This first month in our new home has been fraught with illness and the pains of settling in. But Leslie and I have kicked our colds and are both healthy now. We’ve accomplished our biggest goal — getting the paperwork started for our permanent resident cards. Just two more steps to go. We hope to have our cards before Christmas.
This is a busy time in Ajijic — it’s party central until the end of the year. For example, recently we went to the annual Feria Maestros del Arte in nearby Chapala. It’s more than just an art show, it’s a celebration of more than 80 highly talented Mexican artists in a variety of fields: pottery, textiles, baskets, jewelry, etc. It’s a way for artisans to sell their work, but it also raises awareness about the nature of Mexican folk art. The artists use local materials in their art, using techniques that have been handed down through many generations. The Feria is about saving this art and helping the artisans.
Following Día de los Muertos is Día de Revolucion on Nov. 20. This celebrates the 1910 revolution that toppled Army general Porfirio Diaz and brought democracy to Mexico. We missed the parade. On Nov. 21, a fiesta began in honor of St. Andrew the Apostle, the city’s patron saint. We heard some of the late-night partying and wandered through a bazaar set up on the malecon (boardwalk). Then I happened upon some locals in the main square one afternoon where a band was playing (fairly well) and a guy was singing (pretty badly). There were several caballeros (people on horseback) watching. One man’s white horse was dancing to the music, but no humans were.
The San Andres Fiesta lasts until the end of the month. Every day there are bands playing, church bells ringing and cohetes (bottle rockets) going off at all hours to announce masses being held in local churches. There are several parades, too. We can hear band music at 6 a.m. and 10 p.m., as well as during the day. Streets around the main square are blocked by carnival rides and food stands. One of our new friends here told us that when November ends, then the locals start celebrating Christmas. These are apparently two very noisy months!

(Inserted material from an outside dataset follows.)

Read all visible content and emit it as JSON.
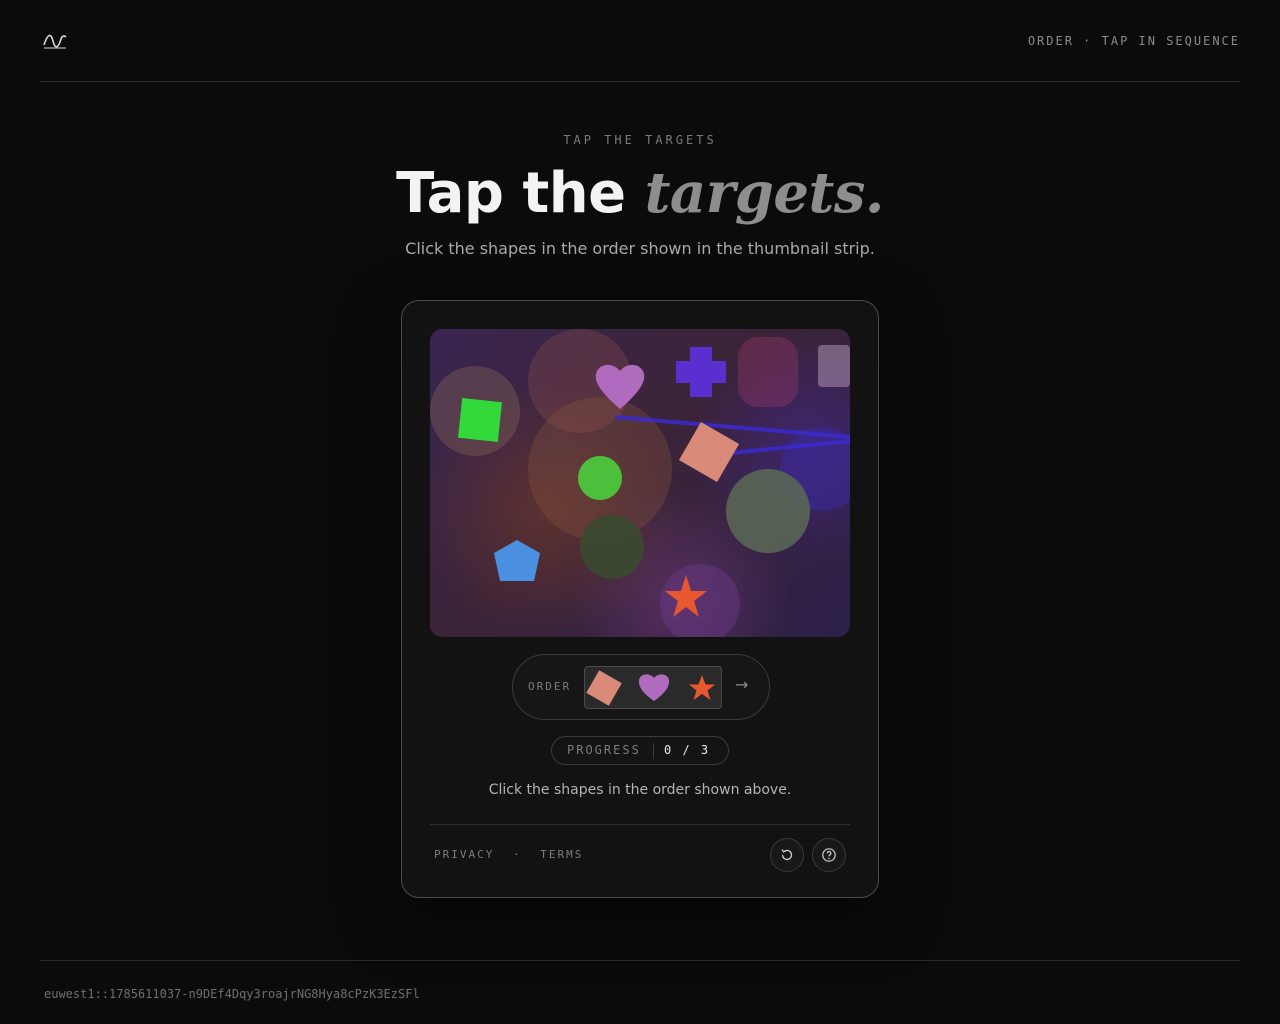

Leslie and I are trying to establish some routines in our new home. She’s already involved in the book group that meets monthly at St. Andrew’s Anglican Church, and I plan to attend the monthly men’s group lunch later this week. We’re looking forward to a pot-luck dinner and Christmas carol singing event on Dec. 7. We had dinner with new friends Carol and David, and they invited us to join an already big group at their home for Thanksgiving dinner. There were nine in all, and the food was fantastic.

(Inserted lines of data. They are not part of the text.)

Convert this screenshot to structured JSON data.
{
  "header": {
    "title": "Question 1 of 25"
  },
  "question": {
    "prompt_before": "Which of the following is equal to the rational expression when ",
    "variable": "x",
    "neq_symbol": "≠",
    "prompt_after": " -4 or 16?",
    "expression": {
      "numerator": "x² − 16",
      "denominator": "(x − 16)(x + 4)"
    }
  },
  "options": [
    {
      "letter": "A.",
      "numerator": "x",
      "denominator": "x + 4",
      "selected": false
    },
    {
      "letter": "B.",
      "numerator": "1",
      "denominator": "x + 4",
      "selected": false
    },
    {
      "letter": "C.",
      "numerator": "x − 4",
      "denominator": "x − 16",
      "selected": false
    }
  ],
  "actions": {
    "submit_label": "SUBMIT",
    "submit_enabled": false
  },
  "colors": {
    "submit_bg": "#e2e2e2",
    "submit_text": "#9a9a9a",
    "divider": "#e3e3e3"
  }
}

We’ve also signed up for the “Introduction to Lakeside” class offered by The Lake Chapala Society on Dec. 13. We attended the class last year when we were here for six weeks, but going through it again — now that we’re full-fledged LCS members — will get us updated on banking, health care, housing, traffic and other important topics.
Oh, and while the Chicago area endures its first big snowstorm of the season, Leslie and I enjoyed a glass of wine and some charcuterie on our patio yesterday while we watched the sunset wearing T-shirts. It was about 75° F. It’s not perfect, though. A few weeks ago the daytime highs were around 68° and unusually windy. The forecast for the coming week calls for some rain and a couple of days in the mid-60s. It’s in the low-50s around sunrise when I go out for my daily jog on the malecon, so I just toss on a sweatshirt and I’m fine.
More to come. We’re just getting started!